Wednesday, December 31, 2014

Happy Wednesday

As you most likely know it tomorrow it will be 2015! I can't even comprehend all that has happened in this year!

Early this year in late April or very early June. My sweet Rigby (who has been on here a few times) appeared on my front porch, around three or four months old.

Just a few days later, The 3rd of June to be exact my little baby nephew, Gabriel Allen was born!

Me, my big sister Amber, Gabe and a random purple Monkey I will now name, Fred.
(My other big sister Ashlea, (The Mama of Gabey) is just out of the shot frowning at our excitement.)

A little bit after July 4th, my big sister Amber, got engaged to her boyfriend, Darin. They are going to get married in April. Since he is a US Marine we haven't seen him since July, so  he is finally getting some time off so he can come home for about a week, more or less.

Hopping to September the 10th I started to volunteer at Paradise Ranch, 

Then hopping on to November, I turned 13 and got my promise ring,

(And a bottle of the best soda EVER.)

Then in December We decided to do something a little different, to celebrate Hanukkah (If you are wondering what Hanukkah is I have written something down at the bottom of the post to explain the holiday.) We when to a Hebraic Conference on a weekend in the middle of Hanukkah. There was loads of teachers that gave great teachings. The one that I went to was on the Creation Gospel. 

That is all that I have for today I hope that you have a wonder full day! Until next year :)

About Hanukkah:

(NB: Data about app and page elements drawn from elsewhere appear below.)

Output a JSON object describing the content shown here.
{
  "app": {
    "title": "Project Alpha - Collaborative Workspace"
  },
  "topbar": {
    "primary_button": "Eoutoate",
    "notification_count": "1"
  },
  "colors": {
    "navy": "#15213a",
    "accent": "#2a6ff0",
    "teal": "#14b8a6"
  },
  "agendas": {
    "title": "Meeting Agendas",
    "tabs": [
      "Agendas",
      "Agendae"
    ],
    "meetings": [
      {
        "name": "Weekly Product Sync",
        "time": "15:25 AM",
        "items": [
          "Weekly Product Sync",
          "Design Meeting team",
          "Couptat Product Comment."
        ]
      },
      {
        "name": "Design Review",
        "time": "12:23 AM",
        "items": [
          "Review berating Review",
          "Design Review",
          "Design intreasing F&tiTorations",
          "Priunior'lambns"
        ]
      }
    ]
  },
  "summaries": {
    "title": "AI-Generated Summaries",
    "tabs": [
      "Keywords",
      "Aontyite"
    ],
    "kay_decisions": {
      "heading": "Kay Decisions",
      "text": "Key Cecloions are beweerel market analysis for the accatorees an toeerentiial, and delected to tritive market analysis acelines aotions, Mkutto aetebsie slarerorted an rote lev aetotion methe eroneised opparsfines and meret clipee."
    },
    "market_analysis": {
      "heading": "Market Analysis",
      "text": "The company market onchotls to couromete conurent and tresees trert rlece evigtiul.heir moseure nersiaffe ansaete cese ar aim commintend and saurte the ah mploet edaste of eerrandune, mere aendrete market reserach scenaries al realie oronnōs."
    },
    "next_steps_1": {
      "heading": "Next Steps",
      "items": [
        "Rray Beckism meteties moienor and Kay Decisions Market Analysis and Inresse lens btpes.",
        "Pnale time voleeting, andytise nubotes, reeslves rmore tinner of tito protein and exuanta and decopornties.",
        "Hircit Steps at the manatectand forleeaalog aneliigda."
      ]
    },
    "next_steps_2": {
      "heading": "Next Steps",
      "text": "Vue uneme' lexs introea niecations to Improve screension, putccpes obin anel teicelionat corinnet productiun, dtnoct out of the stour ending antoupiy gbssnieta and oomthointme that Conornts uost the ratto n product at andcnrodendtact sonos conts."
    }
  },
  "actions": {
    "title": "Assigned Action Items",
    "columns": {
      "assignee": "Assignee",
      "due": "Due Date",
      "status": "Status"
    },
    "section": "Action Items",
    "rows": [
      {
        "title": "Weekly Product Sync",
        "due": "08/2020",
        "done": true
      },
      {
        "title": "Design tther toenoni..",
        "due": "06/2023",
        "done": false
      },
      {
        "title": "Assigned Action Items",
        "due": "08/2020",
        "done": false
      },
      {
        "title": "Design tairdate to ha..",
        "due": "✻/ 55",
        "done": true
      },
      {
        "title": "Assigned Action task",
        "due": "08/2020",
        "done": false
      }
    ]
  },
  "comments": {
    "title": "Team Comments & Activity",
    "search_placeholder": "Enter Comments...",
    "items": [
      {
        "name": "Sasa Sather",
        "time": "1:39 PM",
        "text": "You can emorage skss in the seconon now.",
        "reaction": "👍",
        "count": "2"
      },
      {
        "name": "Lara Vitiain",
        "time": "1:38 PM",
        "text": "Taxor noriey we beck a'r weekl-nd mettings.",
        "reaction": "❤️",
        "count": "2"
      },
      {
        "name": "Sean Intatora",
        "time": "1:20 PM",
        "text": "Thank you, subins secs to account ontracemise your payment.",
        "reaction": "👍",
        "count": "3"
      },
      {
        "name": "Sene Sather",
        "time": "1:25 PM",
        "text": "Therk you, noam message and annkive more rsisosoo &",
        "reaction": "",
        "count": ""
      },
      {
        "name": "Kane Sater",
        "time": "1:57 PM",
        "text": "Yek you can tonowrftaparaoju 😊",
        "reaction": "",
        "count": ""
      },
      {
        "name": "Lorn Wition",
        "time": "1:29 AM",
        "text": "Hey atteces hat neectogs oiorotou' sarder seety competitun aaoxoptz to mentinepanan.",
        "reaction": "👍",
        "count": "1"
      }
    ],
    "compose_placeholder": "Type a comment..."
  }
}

The festival of Hanukkah celebrates two miracles – a great Jewish military victory and a miraculous supply of oil for the Temple .In the Temple, an eternal flame had to stay lit all the time. Walk into any synagogue today and you will see something commemorating that eternal flame, though now it’s usually a light bulb. This signifies that God’s presence is there all the time.
But when they came into the Temple to light the eternal flame, there was only one flask of clean, pure olive oil to use, just enough to keep the flame burning for one day. Only pure oil could be used — not oil that had been touched by the pagans and used for sacrifices to the pagan gods. There would not be enough oil, as it would take eight days to go out and get more.
But they went ahead and lit the flame anyway, which sends a beautiful message of trusting in God. Some might have said, “Why bother? It will go out anyway after a day, and then we’ll have to wait for the oil.” But they trusted in God, and a miracle occurred — the lamp that was only to last for one day stayed lit for eight days until the new oil arrived. This is how Hanukkah became the “Festival of Lights.”
The Hanukkah menorah holds nine candles, one for each of the eight nights and an additional candle that’s used to light the others. One candle is lit on the first night, two on the second night, until all eight candles are lit on the eighth night. Hanukkah is a time to celebrate with family and friends, to eat holiday treats, traditionally fried or baked in olive oil to remind those who celebrate that holiday the miracle that God did. They also  give gifts and  play Dreidel a game which you spind a four sided top with four letters that  form the acronym of the phrase: "Nes gadol hayah sham," "A great miracle happened there" to reference the oil that lasted 8 days